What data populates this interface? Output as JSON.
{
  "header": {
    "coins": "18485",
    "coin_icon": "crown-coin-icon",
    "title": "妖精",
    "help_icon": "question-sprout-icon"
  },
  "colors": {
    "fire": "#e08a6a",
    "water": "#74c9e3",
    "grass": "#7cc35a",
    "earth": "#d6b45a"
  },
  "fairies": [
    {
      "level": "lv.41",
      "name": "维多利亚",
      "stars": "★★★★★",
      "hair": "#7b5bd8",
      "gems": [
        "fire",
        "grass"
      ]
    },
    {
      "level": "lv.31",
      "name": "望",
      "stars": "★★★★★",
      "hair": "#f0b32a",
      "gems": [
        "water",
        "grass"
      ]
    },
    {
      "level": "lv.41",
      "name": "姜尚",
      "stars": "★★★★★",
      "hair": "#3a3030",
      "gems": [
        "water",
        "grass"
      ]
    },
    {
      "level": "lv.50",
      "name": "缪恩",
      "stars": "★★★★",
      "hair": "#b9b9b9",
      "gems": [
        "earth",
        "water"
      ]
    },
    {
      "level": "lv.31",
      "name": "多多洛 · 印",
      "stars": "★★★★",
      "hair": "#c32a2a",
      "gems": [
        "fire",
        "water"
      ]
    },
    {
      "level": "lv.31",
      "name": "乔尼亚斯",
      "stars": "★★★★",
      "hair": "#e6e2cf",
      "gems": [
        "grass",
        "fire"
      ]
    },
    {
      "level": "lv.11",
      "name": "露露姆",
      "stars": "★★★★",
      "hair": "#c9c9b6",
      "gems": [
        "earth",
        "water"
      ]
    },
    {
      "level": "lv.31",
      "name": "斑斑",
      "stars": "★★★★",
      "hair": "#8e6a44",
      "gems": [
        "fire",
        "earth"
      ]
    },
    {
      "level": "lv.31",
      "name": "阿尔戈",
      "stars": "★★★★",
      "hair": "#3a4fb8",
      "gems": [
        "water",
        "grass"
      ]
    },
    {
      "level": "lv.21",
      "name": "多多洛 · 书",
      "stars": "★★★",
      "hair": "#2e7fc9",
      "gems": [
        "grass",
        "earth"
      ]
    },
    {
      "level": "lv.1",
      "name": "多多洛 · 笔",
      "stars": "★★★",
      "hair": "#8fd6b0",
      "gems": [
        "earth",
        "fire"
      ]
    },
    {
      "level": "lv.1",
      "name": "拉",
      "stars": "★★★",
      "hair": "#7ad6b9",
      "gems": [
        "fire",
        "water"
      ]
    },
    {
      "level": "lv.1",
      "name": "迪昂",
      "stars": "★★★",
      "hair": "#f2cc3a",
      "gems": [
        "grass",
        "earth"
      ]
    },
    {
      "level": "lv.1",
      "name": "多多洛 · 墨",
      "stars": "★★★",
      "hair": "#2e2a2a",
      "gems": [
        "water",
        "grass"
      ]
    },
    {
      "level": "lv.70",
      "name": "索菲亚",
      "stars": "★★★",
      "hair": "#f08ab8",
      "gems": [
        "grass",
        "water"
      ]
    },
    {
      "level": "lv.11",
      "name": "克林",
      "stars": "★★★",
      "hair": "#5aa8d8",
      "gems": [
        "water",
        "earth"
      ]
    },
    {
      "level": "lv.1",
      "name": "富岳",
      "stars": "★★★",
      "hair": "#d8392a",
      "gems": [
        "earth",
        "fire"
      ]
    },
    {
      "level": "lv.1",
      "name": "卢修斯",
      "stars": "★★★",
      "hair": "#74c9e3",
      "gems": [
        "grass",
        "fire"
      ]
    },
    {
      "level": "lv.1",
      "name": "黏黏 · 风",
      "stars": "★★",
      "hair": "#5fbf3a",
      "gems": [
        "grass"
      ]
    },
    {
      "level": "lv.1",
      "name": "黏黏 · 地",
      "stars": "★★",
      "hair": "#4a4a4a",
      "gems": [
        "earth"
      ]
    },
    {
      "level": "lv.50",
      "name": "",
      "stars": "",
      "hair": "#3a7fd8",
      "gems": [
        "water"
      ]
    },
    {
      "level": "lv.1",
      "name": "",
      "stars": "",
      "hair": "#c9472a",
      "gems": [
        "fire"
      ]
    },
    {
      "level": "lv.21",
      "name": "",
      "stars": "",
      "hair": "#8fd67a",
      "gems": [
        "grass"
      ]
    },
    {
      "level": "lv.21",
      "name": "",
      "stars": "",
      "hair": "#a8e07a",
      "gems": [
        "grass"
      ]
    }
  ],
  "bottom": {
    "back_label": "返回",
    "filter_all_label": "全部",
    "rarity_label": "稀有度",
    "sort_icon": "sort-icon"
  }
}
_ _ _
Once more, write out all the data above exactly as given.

(Answer to this task)
What data populates this interface? Output as JSON.
{
  "header": {
    "coins": "18485",
    "coin_icon": "crown-coin-icon",
    "title": "妖精",
    "help_icon": "question-sprout-icon"
  },
  "colors": {
    "fire": "#e08a6a",
    "water": "#74c9e3",
    "grass": "#7cc35a",
    "earth": "#d6b45a"
  },
  "fairies": [
    {
      "level": "lv.41",
      "name": "维多利亚",
      "stars": "★★★★★",
      "hair": "#7b5bd8",
      "gems": [
        "fire",
        "grass"
      ]
    },
    {
      "level": "lv.31",
      "name": "望",
      "stars": "★★★★★",
      "hair": "#f0b32a",
      "gems": [
        "water",
        "grass"
      ]
    },
    {
      "level": "lv.41",
      "name": "姜尚",
      "stars": "★★★★★",
      "hair": "#3a3030",
      "gems": [
        "water",
        "grass"
      ]
    },
    {
      "level": "lv.50",
      "name": "缪恩",
      "stars": "★★★★",
      "hair": "#b9b9b9",
      "gems": [
        "earth",
        "water"
      ]
    },
    {
      "level": "lv.31",
      "name": "多多洛 · 印",
      "stars": "★★★★",
      "hair": "#c32a2a",
      "gems": [
        "fire",
        "water"
      ]
    },
    {
      "level": "lv.31",
      "name": "乔尼亚斯",
      "stars": "★★★★",
      "hair": "#e6e2cf",
      "gems": [
        "grass",
        "fire"
      ]
    },
    {
      "level": "lv.11",
      "name": "露露姆",
      "stars": "★★★★",
      "hair": "#c9c9b6",
      "gems": [
        "earth",
        "water"
      ]
    },
    {
      "level": "lv.31",
      "name": "斑斑",
      "stars": "★★★★",
      "hair": "#8e6a44",
      "gems": [
        "fire",
        "earth"
      ]
    },
    {
      "level": "lv.31",
      "name": "阿尔戈",
      "stars": "★★★★",
      "hair": "#3a4fb8",
      "gems": [
        "water",
        "grass"
      ]
    },
    {
      "level": "lv.21",
      "name": "多多洛 · 书",
      "stars": "★★★",
      "hair": "#2e7fc9",
      "gems": [
        "grass",
        "earth"
      ]
    },
    {
      "level": "lv.1",
      "name": "多多洛 · 笔",
      "stars": "★★★",
      "hair": "#8fd6b0",
      "gems": [
        "earth",
        "fire"
      ]
    },
    {
      "level": "lv.1",
      "name": "拉",
      "stars": "★★★",
      "hair": "#7ad6b9",
      "gems": [
        "fire",
        "water"
      ]
    },
    {
      "level": "lv.1",
      "name": "迪昂",
      "stars": "★★★",
      "hair": "#f2cc3a",
      "gems": [
        "grass",
        "earth"
      ]
    },
    {
      "level": "lv.1",
      "name": "多多洛 · 墨",
      "stars": "★★★",
      "hair": "#2e2a2a",
      "gems": [
        "water",
        "grass"
      ]
    },
    {
      "level": "lv.70",
      "name": "索菲亚",
      "stars": "★★★",
      "hair": "#f08ab8",
      "gems": [
        "grass",
        "water"
      ]
    },
    {
      "level": "lv.11",
      "name": "克林",
      "stars": "★★★",
      "hair": "#5aa8d8",
      "gems": [
        "water",
        "earth"
      ]
    },
    {
      "level": "lv.1",
      "name": "富岳",
      "stars": "★★★",
      "hair": "#d8392a",
      "gems": [
        "earth",
        "fire"
      ]
    },
    {
      "level": "lv.1",
      "name": "卢修斯",
      "stars": "★★★",
      "hair": "#74c9e3",
      "gems": [
        "grass",
        "fire"
      ]
    },
    {
      "level": "lv.1",
      "name": "黏黏 · 风",
      "stars": "★★",
      "hair": "#5fbf3a",
      "gems": [
        "grass"
      ]
    },
    {
      "level": "lv.1",
      "name": "黏黏 · 地",
      "stars": "★★",
      "hair": "#4a4a4a",
      "gems": [
        "earth"
      ]
    },
    {
      "level": "lv.50",
      "name": "",
      "stars": "",
      "hair": "#3a7fd8",
      "gems": [
        "water"
      ]
    },
    {
      "level": "lv.1",
      "name": "",
      "stars": "",
      "hair": "#c9472a",
      "gems": [
        "fire"
      ]
    },
    {
      "level": "lv.21",
      "name": "",
      "stars": "",
      "hair": "#8fd67a",
      "gems": [
        "grass"
      ]
    },
    {
      "level": "lv.21",
      "name": "",
      "stars": "",
      "hair": "#a8e07a",
      "gems": [
        "grass"
      ]
    }
  ],
  "bottom": {
    "back_label": "返回",
    "filter_all_label": "全部",
    "rarity_label": "稀有度",
    "sort_icon": "sort-icon"
  }
}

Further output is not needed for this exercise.